N. Russell Wayne, CFP®

Sound Asset Management Inc.

Weston, CT  06883

203-222-9370

Any questions?  Please contact me at nrwayne@soundasset.com

 

www.soundasset.com

www.soundasset.blogspot.com

  

Comments

Popular posts from this blog

Sound Advice: April 7, 2021

The High Dividend Strategy: Pros and Cons Let's start with the bottom line about investing in high dividend stocks: It works, but there are significant wrinkles.  A while back, I did a 20-year study of investing in high dividend stocks.  The approach was straightforward.  I began with the S&P 500 universe and divided it into 10 groups of 50 stocks each.  The groups were arranged by dividend yield, highest to lowest, at the beginning of each of the years.   I then tracked the total returns (dividends plus capital appreciation) of these groups for the full period. The results were illuminating.   The highest total returns were from the group with the highest dividend yields.   The returns then descended in perfect order down to the group with the lowest dividend yields.   What's more, the aggregate return from the group with the highest returns was greater than that of the Standard & Poor's 500 and its volatility over the period was lower. That did not mean all

Sound Advice: April 14, 2021
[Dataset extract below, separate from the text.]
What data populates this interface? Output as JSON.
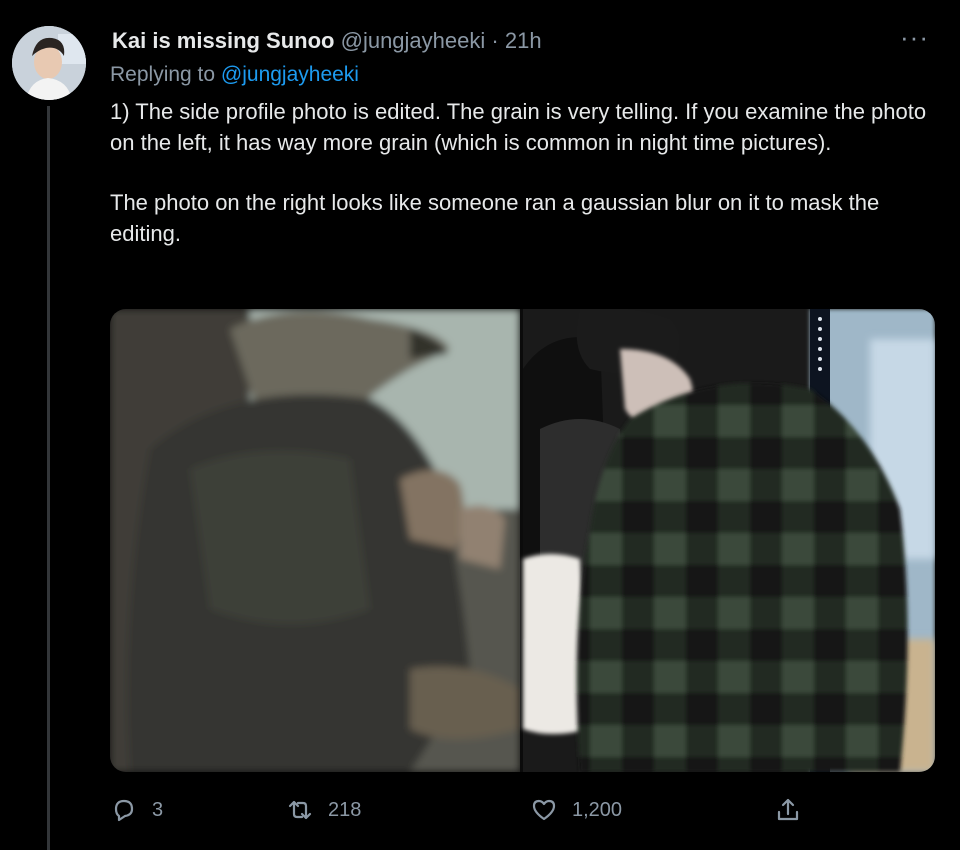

Up, Down & Sideways   In past years, the warmer months brought with them a time to turn one’s thoughts to more blissful endeavors.   Although childhood may have been many years ago, what lingers is the apparent freedom from care we felt when at last we were done with school.   Much has changed since those halcyon days when time hardly seemed to move.   Back then, the days went by slowly and the important decisions were few.   Now it’s almost as if you don’t know which direction to turn first. It’s all about communications and the seeming necessity of keeping up to date with what’s going on.   Much of the rising flow of developments may have little impact, but even so it’s no longer a time when we can disconnect until September. From an investment perspective, the challenge is to sort through the rapidly growing mountain of information to isolate the data that is critical and take action where it is needed.   On a grand scale, it’s a matter of separating the wheat from the cha

Sound Advice: April 21, 2021

How is the Market Doing? Despite all the noise being trumpeted by the media, the daily prattle about market moves is often wide of the mark and overloaded with information that is misleading or just plain inaccurate.   How else to explain a jump of several hundred points one day followed by a plunge the next day?   That makes no sense. Over time, the foundation for stock valuations is underlying profitability of the companies involved.   As profits increase, stock prices rise, though not necessarily in perfect reflection.   The relationship tends to be meaningful over extended periods, but often not in shorter spans of time.   That’s all about changes in investor psychology.   So let’s begin by defining the “market”.   If we are referring to stocks, the most common reference is to the Dow Jones Industrial Average, which consists of 30 major companies whose progress might be considered representative of the U.S. economy as a whole. The majority of the companies included here are r